Raw data START
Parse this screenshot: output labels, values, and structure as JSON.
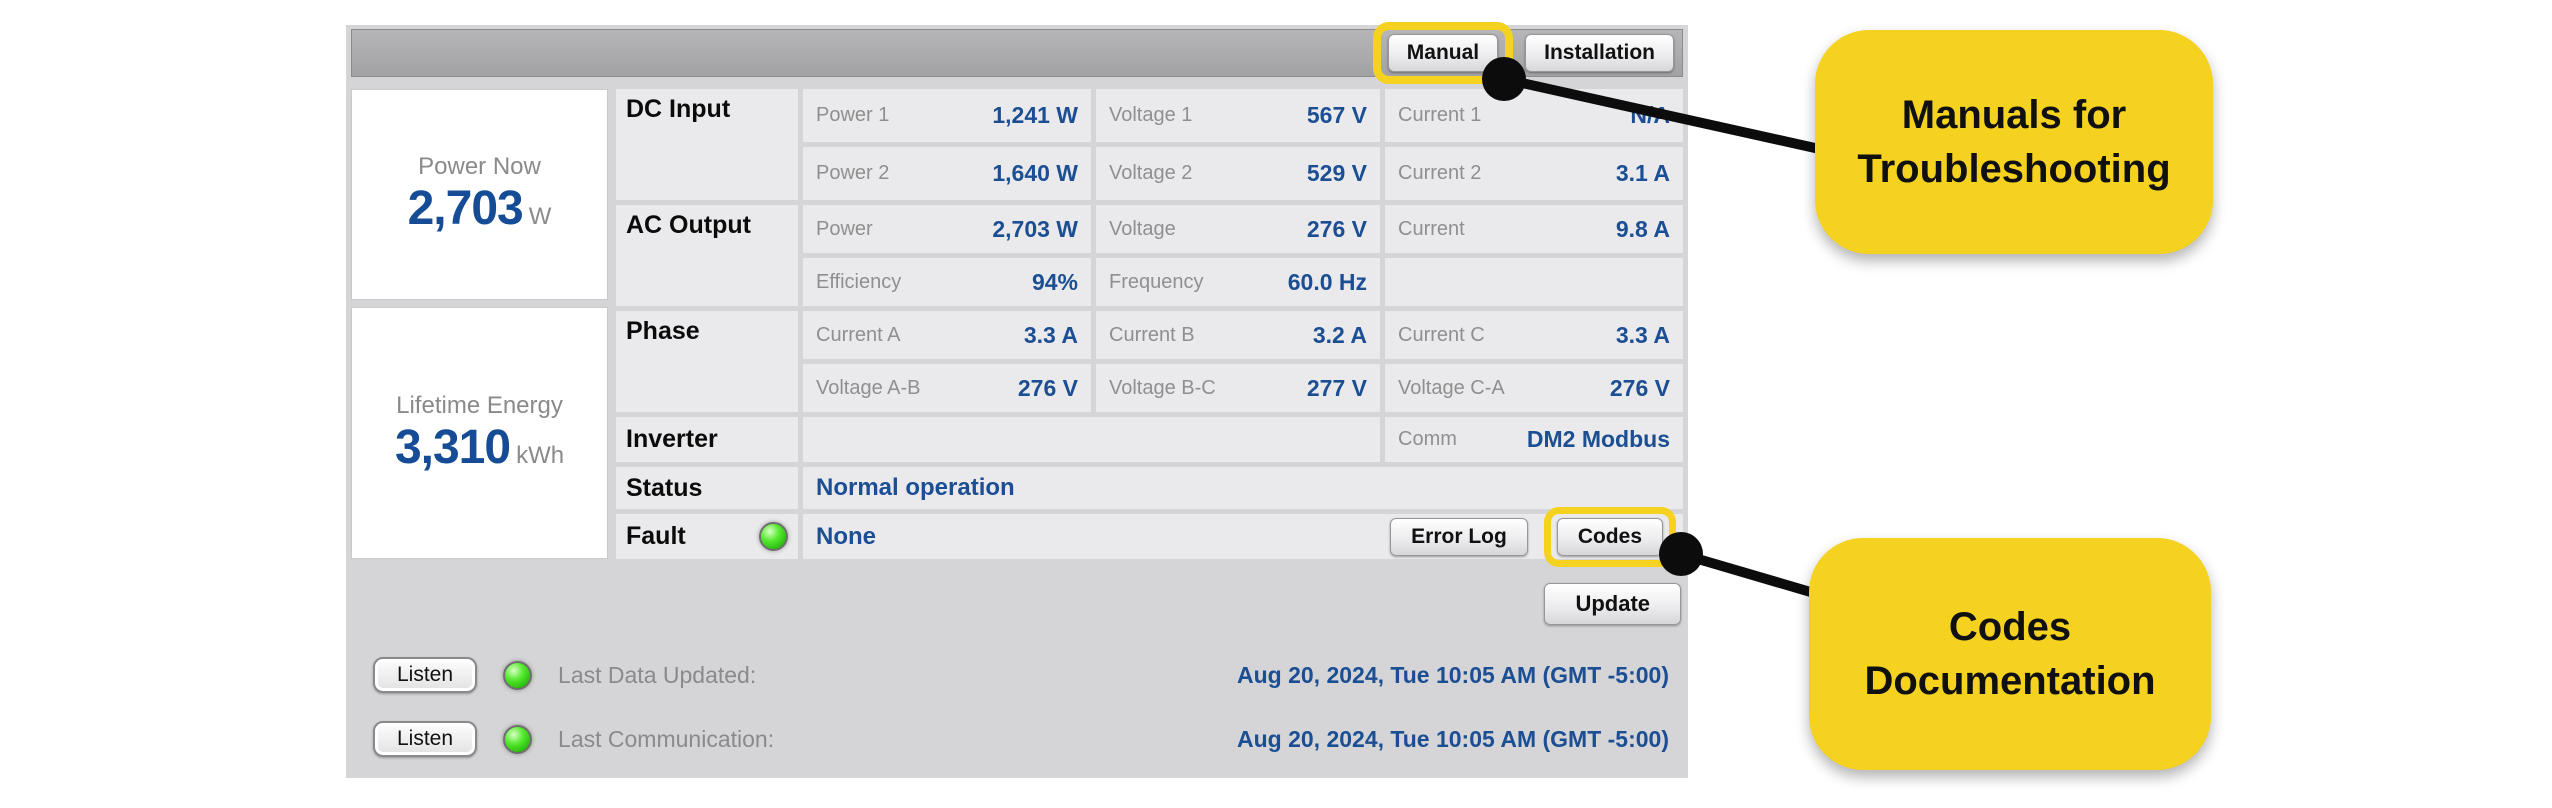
{
  "topbar": {
    "manual": "Manual",
    "installation": "Installation"
  },
  "summary": {
    "power_now": {
      "title": "Power Now",
      "value": "2,703",
      "unit": "W"
    },
    "lifetime_energy": {
      "title": "Lifetime Energy",
      "value": "3,310",
      "unit": "kWh"
    }
  },
  "sections": {
    "dc_input": "DC Input",
    "ac_output": "AC Output",
    "phase": "Phase",
    "inverter": "Inverter",
    "status": "Status",
    "fault": "Fault"
  },
  "rows": {
    "dc1": [
      {
        "label": "Power 1",
        "value": "1,241 W"
      },
      {
        "label": "Voltage 1",
        "value": "567 V"
      },
      {
        "label": "Current 1",
        "value": "N/A"
      }
    ],
    "dc2": [
      {
        "label": "Power 2",
        "value": "1,640 W"
      },
      {
        "label": "Voltage 2",
        "value": "529 V"
      },
      {
        "label": "Current 2",
        "value": "3.1 A"
      }
    ],
    "ac1": [
      {
        "label": "Power",
        "value": "2,703 W"
      },
      {
        "label": "Voltage",
        "value": "276 V"
      },
      {
        "label": "Current",
        "value": "9.8 A"
      }
    ],
    "ac2": [
      {
        "label": "Efficiency",
        "value": "94%"
      },
      {
        "label": "Frequency",
        "value": "60.0 Hz"
      }
    ],
    "phase1": [
      {
        "label": "Current A",
        "value": "3.3 A"
      },
      {
        "label": "Current B",
        "value": "3.2 A"
      },
      {
        "label": "Current C",
        "value": "3.3 A"
      }
    ],
    "phase2": [
      {
        "label": "Voltage A-B",
        "value": "276 V"
      },
      {
        "label": "Voltage B-C",
        "value": "277 V"
      },
      {
        "label": "Voltage C-A",
        "value": "276 V"
      }
    ],
    "comm": {
      "label": "Comm",
      "value": "DM2 Modbus"
    },
    "status_value": "Normal operation",
    "fault_value": "None"
  },
  "buttons": {
    "error_log": "Error Log",
    "codes": "Codes",
    "update": "Update",
    "listen": "Listen"
  },
  "footer": {
    "last_data": {
      "label": "Last Data Updated:",
      "value": "Aug 20, 2024, Tue 10:05 AM (GMT -5:00)"
    },
    "last_comm": {
      "label": "Last Communication:",
      "value": "Aug 20, 2024, Tue 10:05 AM (GMT -5:00)"
    }
  },
  "callouts": {
    "manual": "Manuals for\nTroubleshooting",
    "codes": "Codes\nDocumentation"
  },
  "colors": {
    "accent_yellow": "#F5D21F",
    "value_blue": "#1B4E93",
    "led_green": "#4CE527",
    "panel_gray": "#D5D5D7"
  }
}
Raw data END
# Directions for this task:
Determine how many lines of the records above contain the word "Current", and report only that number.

# Answer space:
6